Directions for this task » Word for word, copy every line of the data.

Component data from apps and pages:
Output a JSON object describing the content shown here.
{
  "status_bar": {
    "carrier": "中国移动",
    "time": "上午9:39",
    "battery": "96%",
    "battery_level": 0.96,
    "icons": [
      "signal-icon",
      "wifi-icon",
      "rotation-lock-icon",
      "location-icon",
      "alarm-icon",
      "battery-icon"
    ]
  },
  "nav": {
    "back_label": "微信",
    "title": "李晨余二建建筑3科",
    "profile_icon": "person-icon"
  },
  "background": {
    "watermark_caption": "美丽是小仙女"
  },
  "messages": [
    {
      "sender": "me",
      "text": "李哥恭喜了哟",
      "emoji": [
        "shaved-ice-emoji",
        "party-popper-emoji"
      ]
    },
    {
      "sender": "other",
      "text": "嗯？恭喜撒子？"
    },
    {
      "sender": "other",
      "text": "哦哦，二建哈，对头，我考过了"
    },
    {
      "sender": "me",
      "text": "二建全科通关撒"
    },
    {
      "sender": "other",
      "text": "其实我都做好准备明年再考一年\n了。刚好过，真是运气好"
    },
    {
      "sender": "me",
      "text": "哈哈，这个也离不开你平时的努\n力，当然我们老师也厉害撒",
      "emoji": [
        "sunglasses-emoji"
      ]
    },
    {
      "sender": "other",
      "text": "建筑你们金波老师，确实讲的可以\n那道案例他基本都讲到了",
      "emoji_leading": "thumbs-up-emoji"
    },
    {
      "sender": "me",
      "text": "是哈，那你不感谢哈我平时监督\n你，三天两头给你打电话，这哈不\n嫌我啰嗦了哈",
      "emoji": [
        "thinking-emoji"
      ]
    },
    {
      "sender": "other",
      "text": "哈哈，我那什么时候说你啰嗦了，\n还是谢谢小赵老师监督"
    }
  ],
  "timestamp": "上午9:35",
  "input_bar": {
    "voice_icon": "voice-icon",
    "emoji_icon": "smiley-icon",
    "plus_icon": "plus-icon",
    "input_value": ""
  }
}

Task answer »
Output a JSON object describing the content shown here.
{
  "status_bar": {
    "carrier": "中国移动",
    "time": "上午9:39",
    "battery": "96%",
    "battery_level": 0.96,
    "icons": [
      "signal-icon",
      "wifi-icon",
      "rotation-lock-icon",
      "location-icon",
      "alarm-icon",
      "battery-icon"
    ]
  },
  "nav": {
    "back_label": "微信",
    "title": "李晨余二建建筑3科",
    "profile_icon": "person-icon"
  },
  "background": {
    "watermark_caption": "美丽是小仙女"
  },
  "messages": [
    {
      "sender": "me",
      "text": "李哥恭喜了哟",
      "emoji": [
        "shaved-ice-emoji",
        "party-popper-emoji"
      ]
    },
    {
      "sender": "other",
      "text": "嗯？恭喜撒子？"
    },
    {
      "sender": "other",
      "text": "哦哦，二建哈，对头，我考过了"
    },
    {
      "sender": "me",
      "text": "二建全科通关撒"
    },
    {
      "sender": "other",
      "text": "其实我都做好准备明年再考一年\n了。刚好过，真是运气好"
    },
    {
      "sender": "me",
      "text": "哈哈，这个也离不开你平时的努\n力，当然我们老师也厉害撒",
      "emoji": [
        "sunglasses-emoji"
      ]
    },
    {
      "sender": "other",
      "text": "建筑你们金波老师，确实讲的可以\n那道案例他基本都讲到了",
      "emoji_leading": "thumbs-up-emoji"
    },
    {
      "sender": "me",
      "text": "是哈，那你不感谢哈我平时监督\n你，三天两头给你打电话，这哈不\n嫌我啰嗦了哈",
      "emoji": [
        "thinking-emoji"
      ]
    },
    {
      "sender": "other",
      "text": "哈哈，我那什么时候说你啰嗦了，\n还是谢谢小赵老师监督"
    }
  ],
  "timestamp": "上午9:35",
  "input_bar": {
    "voice_icon": "voice-icon",
    "emoji_icon": "smiley-icon",
    "plus_icon": "plus-icon",
    "input_value": ""
  }
}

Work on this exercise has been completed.